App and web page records
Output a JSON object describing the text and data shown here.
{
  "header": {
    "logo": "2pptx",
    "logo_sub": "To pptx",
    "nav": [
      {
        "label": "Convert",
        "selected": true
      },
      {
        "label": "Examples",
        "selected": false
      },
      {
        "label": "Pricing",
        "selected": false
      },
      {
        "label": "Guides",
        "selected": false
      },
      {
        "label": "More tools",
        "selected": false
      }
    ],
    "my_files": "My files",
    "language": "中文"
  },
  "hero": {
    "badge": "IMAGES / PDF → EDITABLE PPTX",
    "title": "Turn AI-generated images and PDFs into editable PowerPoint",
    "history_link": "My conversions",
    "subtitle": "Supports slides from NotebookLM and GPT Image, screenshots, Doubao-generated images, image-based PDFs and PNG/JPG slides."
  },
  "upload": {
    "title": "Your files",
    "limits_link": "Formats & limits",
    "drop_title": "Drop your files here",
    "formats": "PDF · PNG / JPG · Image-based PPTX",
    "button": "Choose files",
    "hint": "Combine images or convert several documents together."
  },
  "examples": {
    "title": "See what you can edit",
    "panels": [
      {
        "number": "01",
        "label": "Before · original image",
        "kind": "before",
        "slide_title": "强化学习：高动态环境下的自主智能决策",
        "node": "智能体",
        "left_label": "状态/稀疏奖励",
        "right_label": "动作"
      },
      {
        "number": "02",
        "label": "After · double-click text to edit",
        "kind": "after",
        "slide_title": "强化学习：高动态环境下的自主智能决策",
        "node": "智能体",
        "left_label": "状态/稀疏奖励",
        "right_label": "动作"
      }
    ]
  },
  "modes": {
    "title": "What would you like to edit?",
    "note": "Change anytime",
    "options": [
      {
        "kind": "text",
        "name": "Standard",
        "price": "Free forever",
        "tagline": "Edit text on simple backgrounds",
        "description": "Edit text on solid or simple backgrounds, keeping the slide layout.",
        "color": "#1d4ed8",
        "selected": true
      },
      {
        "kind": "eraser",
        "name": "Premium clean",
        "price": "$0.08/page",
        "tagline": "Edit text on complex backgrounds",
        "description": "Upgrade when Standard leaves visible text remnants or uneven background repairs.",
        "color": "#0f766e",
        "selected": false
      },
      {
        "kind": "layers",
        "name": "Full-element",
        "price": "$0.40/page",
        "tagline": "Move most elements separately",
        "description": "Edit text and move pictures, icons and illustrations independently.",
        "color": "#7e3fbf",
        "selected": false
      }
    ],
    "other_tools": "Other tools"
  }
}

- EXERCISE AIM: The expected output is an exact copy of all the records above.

- THE COMPLETED TASK:
Output a JSON object describing the text and data shown here.
{
  "header": {
    "logo": "2pptx",
    "logo_sub": "To pptx",
    "nav": [
      {
        "label": "Convert",
        "selected": true
      },
      {
        "label": "Examples",
        "selected": false
      },
      {
        "label": "Pricing",
        "selected": false
      },
      {
        "label": "Guides",
        "selected": false
      },
      {
        "label": "More tools",
        "selected": false
      }
    ],
    "my_files": "My files",
    "language": "中文"
  },
  "hero": {
    "badge": "IMAGES / PDF → EDITABLE PPTX",
    "title": "Turn AI-generated images and PDFs into editable PowerPoint",
    "history_link": "My conversions",
    "subtitle": "Supports slides from NotebookLM and GPT Image, screenshots, Doubao-generated images, image-based PDFs and PNG/JPG slides."
  },
  "upload": {
    "title": "Your files",
    "limits_link": "Formats & limits",
    "drop_title": "Drop your files here",
    "formats": "PDF · PNG / JPG · Image-based PPTX",
    "button": "Choose files",
    "hint": "Combine images or convert several documents together."
  },
  "examples": {
    "title": "See what you can edit",
    "panels": [
      {
        "number": "01",
        "label": "Before · original image",
        "kind": "before",
        "slide_title": "强化学习：高动态环境下的自主智能决策",
        "node": "智能体",
        "left_label": "状态/稀疏奖励",
        "right_label": "动作"
      },
      {
        "number": "02",
        "label": "After · double-click text to edit",
        "kind": "after",
        "slide_title": "强化学习：高动态环境下的自主智能决策",
        "node": "智能体",
        "left_label": "状态/稀疏奖励",
        "right_label": "动作"
      }
    ]
  },
  "modes": {
    "title": "What would you like to edit?",
    "note": "Change anytime",
    "options": [
      {
        "kind": "text",
        "name": "Standard",
        "price": "Free forever",
        "tagline": "Edit text on simple backgrounds",
        "description": "Edit text on solid or simple backgrounds, keeping the slide layout.",
        "color": "#1d4ed8",
        "selected": true
      },
      {
        "kind": "eraser",
        "name": "Premium clean",
        "price": "$0.08/page",
        "tagline": "Edit text on complex backgrounds",
        "description": "Upgrade when Standard leaves visible text remnants or uneven background repairs.",
        "color": "#0f766e",
        "selected": false
      },
      {
        "kind": "layers",
        "name": "Full-element",
        "price": "$0.40/page",
        "tagline": "Move most elements separately",
        "description": "Edit text and move pictures, icons and illustrations independently.",
        "color": "#7e3fbf",
        "selected": false
      }
    ],
    "other_tools": "Other tools"
  }
}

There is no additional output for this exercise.